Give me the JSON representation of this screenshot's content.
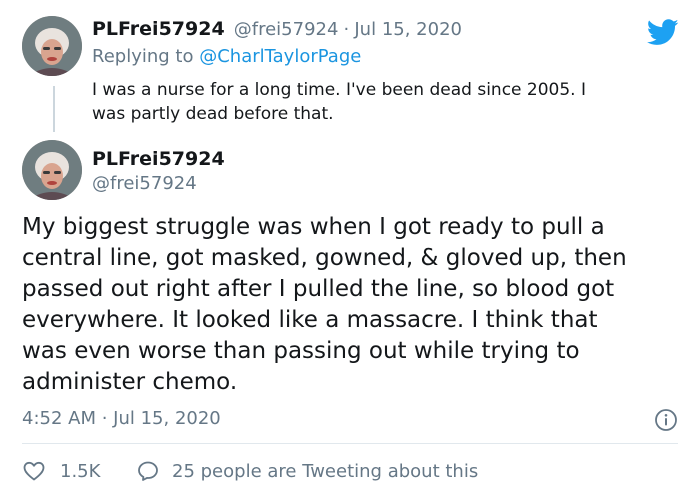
{
  "reply_tweet": {
    "display_name": "PLFrei57924",
    "handle": "@frei57924",
    "date": "Jul 15, 2020",
    "separator": "·",
    "replying_prefix": "Replying to",
    "replying_to": "@CharlTaylorPage",
    "text_line1": "I was a nurse for a long time. I've been dead since 2005. I",
    "text_line2": "was partly dead before that."
  },
  "main_tweet": {
    "display_name": "PLFrei57924",
    "handle": "@frei57924",
    "text_lines": [
      "My biggest struggle was when I got ready to pull a",
      "central line, got masked, gowned, & gloved up, then",
      "passed out right after I pulled the line, so blood got",
      "everywhere. It looked like a massacre. I think that",
      "was even worse than passing out while trying to",
      "administer chemo."
    ],
    "timestamp": "4:52 AM · Jul 15, 2020",
    "likes": "1.5K",
    "conversation": "25 people are Tweeting about this"
  },
  "icons": {
    "brand": "twitter-bird-icon",
    "info": "info-icon",
    "like": "heart-icon",
    "reply": "speech-bubble-icon"
  },
  "colors": {
    "brand_blue": "#1da1f2",
    "link_blue": "#1b95e0",
    "secondary_text": "#657786",
    "primary_text": "#14171a",
    "divider": "#e1e8ed"
  }
}
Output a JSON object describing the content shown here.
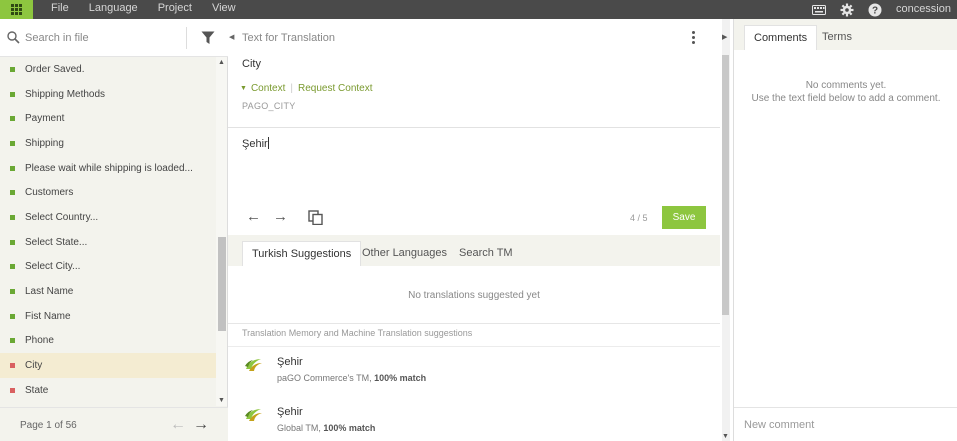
{
  "menu": [
    "File",
    "Language",
    "Project",
    "View"
  ],
  "user": "concession",
  "search": {
    "placeholder": "Search in file"
  },
  "strings": [
    {
      "label": "Order Saved.",
      "status": "ok"
    },
    {
      "label": "Shipping Methods",
      "status": "ok"
    },
    {
      "label": "Payment",
      "status": "ok"
    },
    {
      "label": "Shipping",
      "status": "ok"
    },
    {
      "label": "Please wait while shipping is loaded...",
      "status": "ok"
    },
    {
      "label": "Customers",
      "status": "ok"
    },
    {
      "label": "Select Country...",
      "status": "ok"
    },
    {
      "label": "Select State...",
      "status": "ok"
    },
    {
      "label": "Select City...",
      "status": "ok"
    },
    {
      "label": "Last Name",
      "status": "ok"
    },
    {
      "label": "Fist Name",
      "status": "ok"
    },
    {
      "label": "Phone",
      "status": "ok"
    },
    {
      "label": "City",
      "status": "bad",
      "active": true
    },
    {
      "label": "State",
      "status": "bad"
    }
  ],
  "pager": {
    "text": "Page 1 of 56"
  },
  "source": {
    "header": "Text for Translation",
    "text": "City",
    "context_label": "Context",
    "request_context": "Request Context",
    "key": "PAGO_CITY"
  },
  "translation": {
    "value": "Şehir",
    "progress": "4 / 5",
    "save_label": "Save"
  },
  "suggestion_tabs": [
    "Turkish Suggestions",
    "Other Languages",
    "Search TM"
  ],
  "no_suggestions": "No translations suggested yet",
  "tm_header": "Translation Memory and Machine Translation suggestions",
  "tm_suggestions": [
    {
      "text": "Şehir",
      "source": "paGO Commerce's TM,",
      "match": "100% match"
    },
    {
      "text": "Şehir",
      "source": "Global TM,",
      "match": "100% match"
    }
  ],
  "right_tabs": [
    "Comments",
    "Terms"
  ],
  "comments": {
    "empty_line1": "No comments yet.",
    "empty_line2": "Use the text field below to add a comment.",
    "placeholder": "New comment"
  },
  "colors": {
    "accent": "#8dc63f",
    "ok": "#6aa834",
    "bad": "#d96060",
    "topbar": "#4a4a4a"
  }
}
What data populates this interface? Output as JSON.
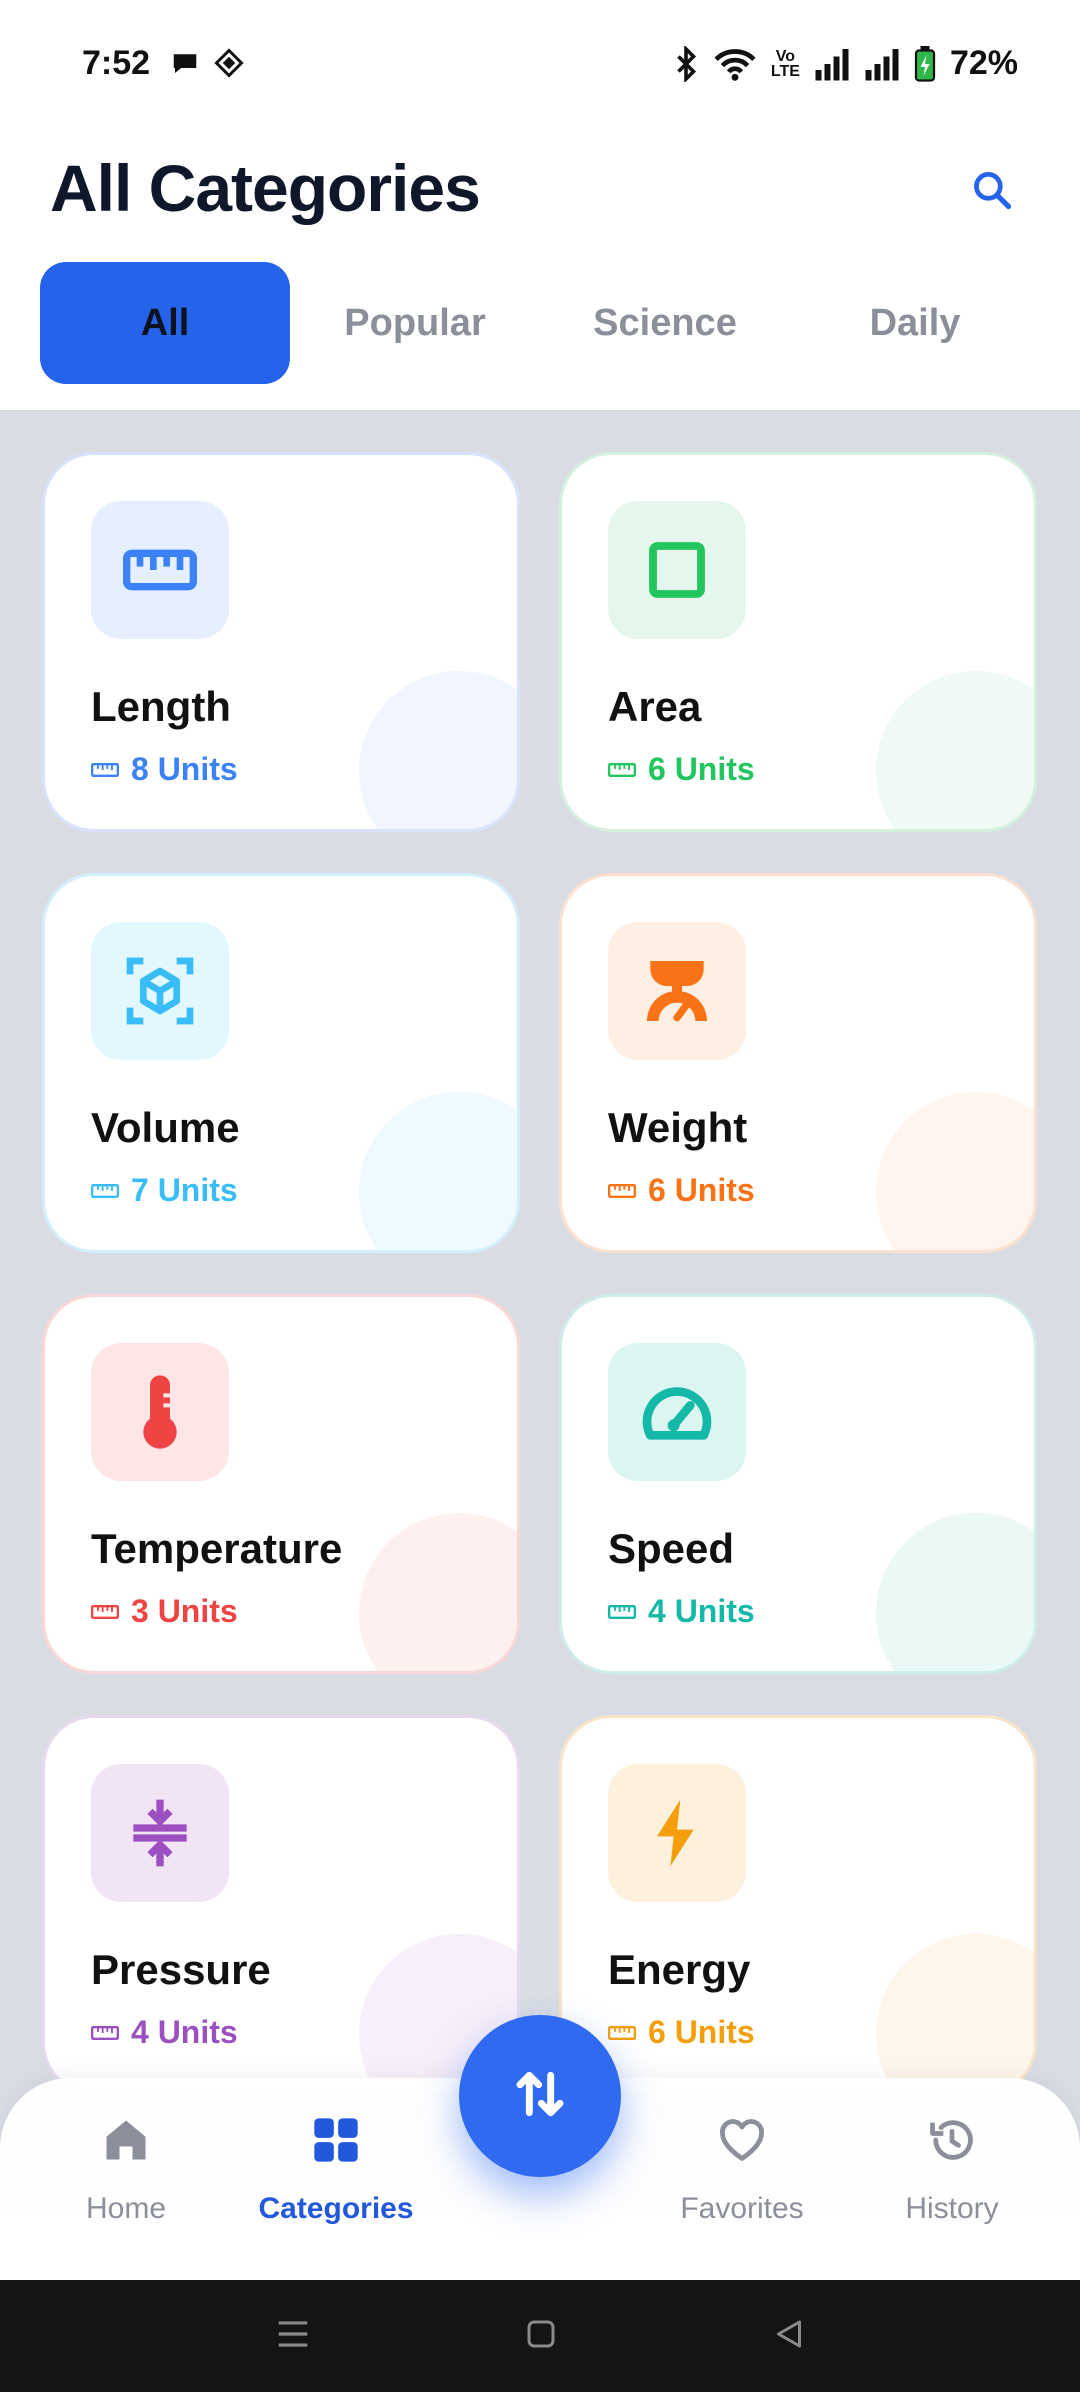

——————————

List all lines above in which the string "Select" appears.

▶ [SOLUTION TO THIS PROBLEM]
      "label": "Select Country...",
      "label": "Select State...",
      "label": "Select City...",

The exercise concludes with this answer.